> _Problem description_: Print the entries below in their entirety, exactly as they are written.

[Dataset excerpts]
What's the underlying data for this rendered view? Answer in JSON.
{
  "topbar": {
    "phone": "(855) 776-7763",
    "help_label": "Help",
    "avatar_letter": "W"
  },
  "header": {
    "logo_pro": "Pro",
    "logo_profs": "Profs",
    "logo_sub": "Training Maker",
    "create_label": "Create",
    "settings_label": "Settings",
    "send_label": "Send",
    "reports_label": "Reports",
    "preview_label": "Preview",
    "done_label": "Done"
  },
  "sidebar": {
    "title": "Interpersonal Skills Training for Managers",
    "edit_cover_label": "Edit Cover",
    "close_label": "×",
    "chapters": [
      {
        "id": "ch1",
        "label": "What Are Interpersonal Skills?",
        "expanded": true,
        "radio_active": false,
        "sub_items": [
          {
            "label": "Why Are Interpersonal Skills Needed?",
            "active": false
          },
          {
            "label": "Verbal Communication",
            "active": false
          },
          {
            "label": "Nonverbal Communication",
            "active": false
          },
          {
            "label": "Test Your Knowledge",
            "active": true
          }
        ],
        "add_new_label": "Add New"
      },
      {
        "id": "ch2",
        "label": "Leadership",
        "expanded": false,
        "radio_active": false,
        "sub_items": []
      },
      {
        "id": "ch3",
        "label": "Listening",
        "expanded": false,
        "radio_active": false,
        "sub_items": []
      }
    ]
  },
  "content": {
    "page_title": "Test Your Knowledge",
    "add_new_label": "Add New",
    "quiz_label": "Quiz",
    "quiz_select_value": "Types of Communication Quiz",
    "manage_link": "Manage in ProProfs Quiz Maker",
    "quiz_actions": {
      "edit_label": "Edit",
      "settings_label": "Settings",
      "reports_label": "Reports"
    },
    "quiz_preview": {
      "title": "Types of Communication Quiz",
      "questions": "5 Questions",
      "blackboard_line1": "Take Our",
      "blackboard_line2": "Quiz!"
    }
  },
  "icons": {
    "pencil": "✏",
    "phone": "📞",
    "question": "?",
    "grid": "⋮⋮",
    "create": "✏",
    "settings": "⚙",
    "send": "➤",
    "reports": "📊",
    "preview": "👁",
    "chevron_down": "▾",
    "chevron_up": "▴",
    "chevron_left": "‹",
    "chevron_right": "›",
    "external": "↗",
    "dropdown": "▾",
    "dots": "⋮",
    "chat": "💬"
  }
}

> _Finished exercise_:
What's the underlying data for this rendered view? Answer in JSON.
{
  "topbar": {
    "phone": "(855) 776-7763",
    "help_label": "Help",
    "avatar_letter": "W"
  },
  "header": {
    "logo_pro": "Pro",
    "logo_profs": "Profs",
    "logo_sub": "Training Maker",
    "create_label": "Create",
    "settings_label": "Settings",
    "send_label": "Send",
    "reports_label": "Reports",
    "preview_label": "Preview",
    "done_label": "Done"
  },
  "sidebar": {
    "title": "Interpersonal Skills Training for Managers",
    "edit_cover_label": "Edit Cover",
    "close_label": "×",
    "chapters": [
      {
        "id": "ch1",
        "label": "What Are Interpersonal Skills?",
        "expanded": true,
        "radio_active": false,
        "sub_items": [
          {
            "label": "Why Are Interpersonal Skills Needed?",
            "active": false
          },
          {
            "label": "Verbal Communication",
            "active": false
          },
          {
            "label": "Nonverbal Communication",
            "active": false
          },
          {
            "label": "Test Your Knowledge",
            "active": true
          }
        ],
        "add_new_label": "Add New"
      },
      {
        "id": "ch2",
        "label": "Leadership",
        "expanded": false,
        "radio_active": false,
        "sub_items": []
      },
      {
        "id": "ch3",
        "label": "Listening",
        "expanded": false,
        "radio_active": false,
        "sub_items": []
      }
    ]
  },
  "content": {
    "page_title": "Test Your Knowledge",
    "add_new_label": "Add New",
    "quiz_label": "Quiz",
    "quiz_select_value": "Types of Communication Quiz",
    "manage_link": "Manage in ProProfs Quiz Maker",
    "quiz_actions": {
      "edit_label": "Edit",
      "settings_label": "Settings",
      "reports_label": "Reports"
    },
    "quiz_preview": {
      "title": "Types of Communication Quiz",
      "questions": "5 Questions",
      "blackboard_line1": "Take Our",
      "blackboard_line2": "Quiz!"
    }
  },
  "icons": {
    "pencil": "✏",
    "phone": "📞",
    "question": "?",
    "grid": "⋮⋮",
    "create": "✏",
    "settings": "⚙",
    "send": "➤",
    "reports": "📊",
    "preview": "👁",
    "chevron_down": "▾",
    "chevron_up": "▴",
    "chevron_left": "‹",
    "chevron_right": "›",
    "external": "↗",
    "dropdown": "▾",
    "dots": "⋮",
    "chat": "💬"
  }
}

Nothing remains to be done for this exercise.